The Internet For Distance Learning


This NZS.nz article contains information on using the internet to study and learn from home.

Want to learn how the internet helps thousands of people learn through distance? Read on to find out.

It seems like we can do pretty much anything through the internet these days, and distance learning is no exception. Distance learning has always been utilised by those who live far away from towns or cities, or who don’t have time to go to a school during the day, or who have difficulties participating in a normal school programme. It’s not always easy, but it’s a legitimate and valid way to gain an education, and using the internet makes it possible to gain higher qualifications through distance than ever before.

For those who aren’t too sure about it though, it can be a confusing thing to comprehend, so let’s break it down.

Some Ways That The Internet Assists The Learning Process

  • Online Lectures. Believe it or not, you can now often receive university-quality lectures and presentations from the comfort of your own home! It’s becoming increasingly common for professors and teachers to upload their class notes and content online for students to view in their own time, and Skype and Audio Conferencing make it possible for even interactive classes to take place over the internet.
  • Student Interaction. Online message boards have become more and more popular across all channels of the web, and now they’re being tapped to help students interact online. Students can share notes, have discussions and work on assignments all within a message board. This helps decrease the feeling of isolation for distance students.
  • Evaluation Tests. It may sound weird to have tests online- after all, can’t the students just use Google and cheat? However, all that’s required to make them work is an adjustment to the way tests are set. By testing student’s understanding of ideas and concepts rather than basic fact retention, teachers can accurately assess how well they’re doing in class.
  • Assignment Work. These days, even normal schools and universities often take advantage of an “online drop-box” system, allowing students to submit work from home (and often right up until the deadline). So it makes sense that distance learning institutions take advantage of this as well, making it easy for teachers to set assignments, and for students to hand them in regardless of their availability during the day.
  • A Customised Work Process. Not everybody learns the same way, or at the same rate. Online learning facilitates a range of learning styles, allowing students to go at their own pace. Some will grasp concepts easily and leap ahead to do more of their own reading. Others will enjoy being able to absorb lecture notes slowly, without the hurry to take everything down.
  • Feedback Through Email. Even for students who go to school, finding time to speak with the teacher about their work and receive feedback can be difficult. Teachers are often only available a few hours per week. But by exchanging feedback through email, it’s possible to use the time that each party is free to have a more in-depth discussion, and explain issues in more detail.
  • Online Learning Systems. Systems such as Blackboard and Moodle already in use at universities throughout the world, simply because they’re so useful for learning. Combining a forum, announcements, class notes and assignment submissions into one convenient place, these systems transfer seamlessly into a distance-learning environment.

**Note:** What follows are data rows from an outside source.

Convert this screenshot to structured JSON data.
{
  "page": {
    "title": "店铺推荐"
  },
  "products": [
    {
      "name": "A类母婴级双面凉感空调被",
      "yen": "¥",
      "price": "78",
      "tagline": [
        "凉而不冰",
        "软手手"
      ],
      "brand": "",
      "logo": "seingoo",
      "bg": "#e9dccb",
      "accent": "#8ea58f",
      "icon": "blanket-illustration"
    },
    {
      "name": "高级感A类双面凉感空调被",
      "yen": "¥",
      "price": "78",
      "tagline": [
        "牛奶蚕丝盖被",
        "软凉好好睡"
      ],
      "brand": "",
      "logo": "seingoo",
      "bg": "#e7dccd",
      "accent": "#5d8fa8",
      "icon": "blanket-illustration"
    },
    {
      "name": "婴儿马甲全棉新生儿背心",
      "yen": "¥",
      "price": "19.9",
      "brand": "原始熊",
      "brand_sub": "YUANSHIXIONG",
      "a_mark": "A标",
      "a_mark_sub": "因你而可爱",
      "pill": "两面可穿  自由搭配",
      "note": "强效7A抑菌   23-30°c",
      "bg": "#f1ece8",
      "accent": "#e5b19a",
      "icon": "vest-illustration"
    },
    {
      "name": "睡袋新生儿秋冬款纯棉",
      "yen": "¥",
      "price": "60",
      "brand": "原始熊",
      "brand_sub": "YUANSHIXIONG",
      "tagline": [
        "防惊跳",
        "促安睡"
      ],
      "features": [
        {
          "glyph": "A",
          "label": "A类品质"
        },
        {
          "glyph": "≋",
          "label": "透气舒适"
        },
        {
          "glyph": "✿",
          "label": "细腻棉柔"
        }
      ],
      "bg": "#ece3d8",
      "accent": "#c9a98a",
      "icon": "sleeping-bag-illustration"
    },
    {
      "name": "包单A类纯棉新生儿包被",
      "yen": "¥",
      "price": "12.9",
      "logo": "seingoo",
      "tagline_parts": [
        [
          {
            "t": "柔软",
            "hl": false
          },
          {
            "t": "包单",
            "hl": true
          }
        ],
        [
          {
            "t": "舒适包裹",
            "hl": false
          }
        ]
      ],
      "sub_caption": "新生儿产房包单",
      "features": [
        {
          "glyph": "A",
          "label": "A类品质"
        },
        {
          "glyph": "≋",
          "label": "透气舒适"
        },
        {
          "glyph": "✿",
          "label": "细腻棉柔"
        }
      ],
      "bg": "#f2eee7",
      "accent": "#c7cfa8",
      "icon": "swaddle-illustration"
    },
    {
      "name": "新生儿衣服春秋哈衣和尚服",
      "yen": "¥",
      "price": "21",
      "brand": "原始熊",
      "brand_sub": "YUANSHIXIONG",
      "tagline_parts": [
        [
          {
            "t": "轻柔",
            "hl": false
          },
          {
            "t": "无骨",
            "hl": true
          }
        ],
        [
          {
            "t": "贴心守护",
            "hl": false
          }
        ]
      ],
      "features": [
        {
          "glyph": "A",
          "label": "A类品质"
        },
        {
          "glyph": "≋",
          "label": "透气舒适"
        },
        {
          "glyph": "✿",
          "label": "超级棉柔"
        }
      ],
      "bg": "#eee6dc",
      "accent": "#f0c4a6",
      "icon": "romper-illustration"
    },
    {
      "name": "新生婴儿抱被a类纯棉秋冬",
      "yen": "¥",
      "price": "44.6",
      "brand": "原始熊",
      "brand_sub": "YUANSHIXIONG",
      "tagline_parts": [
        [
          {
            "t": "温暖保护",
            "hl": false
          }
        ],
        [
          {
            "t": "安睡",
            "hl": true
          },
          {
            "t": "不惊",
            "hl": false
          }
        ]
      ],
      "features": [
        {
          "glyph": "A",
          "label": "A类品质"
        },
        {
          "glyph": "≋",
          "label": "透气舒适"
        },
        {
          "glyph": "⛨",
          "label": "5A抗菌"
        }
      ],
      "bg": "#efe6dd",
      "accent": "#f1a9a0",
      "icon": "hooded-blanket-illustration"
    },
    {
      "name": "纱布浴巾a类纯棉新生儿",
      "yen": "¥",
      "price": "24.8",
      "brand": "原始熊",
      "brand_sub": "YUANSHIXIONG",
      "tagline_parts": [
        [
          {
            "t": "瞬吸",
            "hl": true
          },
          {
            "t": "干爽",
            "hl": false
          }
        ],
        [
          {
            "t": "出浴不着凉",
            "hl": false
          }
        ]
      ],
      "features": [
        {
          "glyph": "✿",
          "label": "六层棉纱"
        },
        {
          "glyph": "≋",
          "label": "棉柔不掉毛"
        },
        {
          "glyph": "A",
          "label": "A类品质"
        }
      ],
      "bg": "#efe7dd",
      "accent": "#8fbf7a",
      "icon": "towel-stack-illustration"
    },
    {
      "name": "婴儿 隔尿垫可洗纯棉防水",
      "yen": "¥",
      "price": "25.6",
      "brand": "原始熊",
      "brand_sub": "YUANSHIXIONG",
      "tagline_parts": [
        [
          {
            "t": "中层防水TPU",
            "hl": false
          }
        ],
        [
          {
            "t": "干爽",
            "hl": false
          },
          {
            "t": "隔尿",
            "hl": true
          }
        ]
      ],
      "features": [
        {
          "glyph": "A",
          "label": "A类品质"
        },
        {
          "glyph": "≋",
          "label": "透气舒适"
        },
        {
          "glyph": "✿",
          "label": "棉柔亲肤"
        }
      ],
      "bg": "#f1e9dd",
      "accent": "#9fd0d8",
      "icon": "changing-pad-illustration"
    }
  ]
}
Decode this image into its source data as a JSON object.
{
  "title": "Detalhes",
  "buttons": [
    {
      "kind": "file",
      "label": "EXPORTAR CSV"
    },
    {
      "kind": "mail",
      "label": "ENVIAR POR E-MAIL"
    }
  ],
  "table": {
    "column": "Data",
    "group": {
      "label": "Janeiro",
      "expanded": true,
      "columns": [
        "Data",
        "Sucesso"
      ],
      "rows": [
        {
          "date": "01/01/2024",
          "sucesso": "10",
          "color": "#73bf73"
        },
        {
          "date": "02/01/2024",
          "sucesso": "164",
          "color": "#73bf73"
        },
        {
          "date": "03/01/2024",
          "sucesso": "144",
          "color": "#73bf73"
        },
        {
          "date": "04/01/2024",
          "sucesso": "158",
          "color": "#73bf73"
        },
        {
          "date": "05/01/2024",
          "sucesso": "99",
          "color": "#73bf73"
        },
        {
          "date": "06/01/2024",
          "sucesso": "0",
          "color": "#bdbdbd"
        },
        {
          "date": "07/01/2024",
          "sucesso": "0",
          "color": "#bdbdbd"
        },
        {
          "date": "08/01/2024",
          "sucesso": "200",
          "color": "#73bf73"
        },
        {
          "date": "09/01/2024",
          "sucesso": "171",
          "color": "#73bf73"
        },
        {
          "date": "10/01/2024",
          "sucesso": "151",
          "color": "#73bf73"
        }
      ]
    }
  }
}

The internet has amazing power to help our lives, and in particular when it’s applied to education it can do great things. By bringing the learning environment to people of all job types and dispositions, it can be effectively used at primary, intermediate, secondary or even tertiary level. For those who require learning to take place away from school, the internet is an essential tool.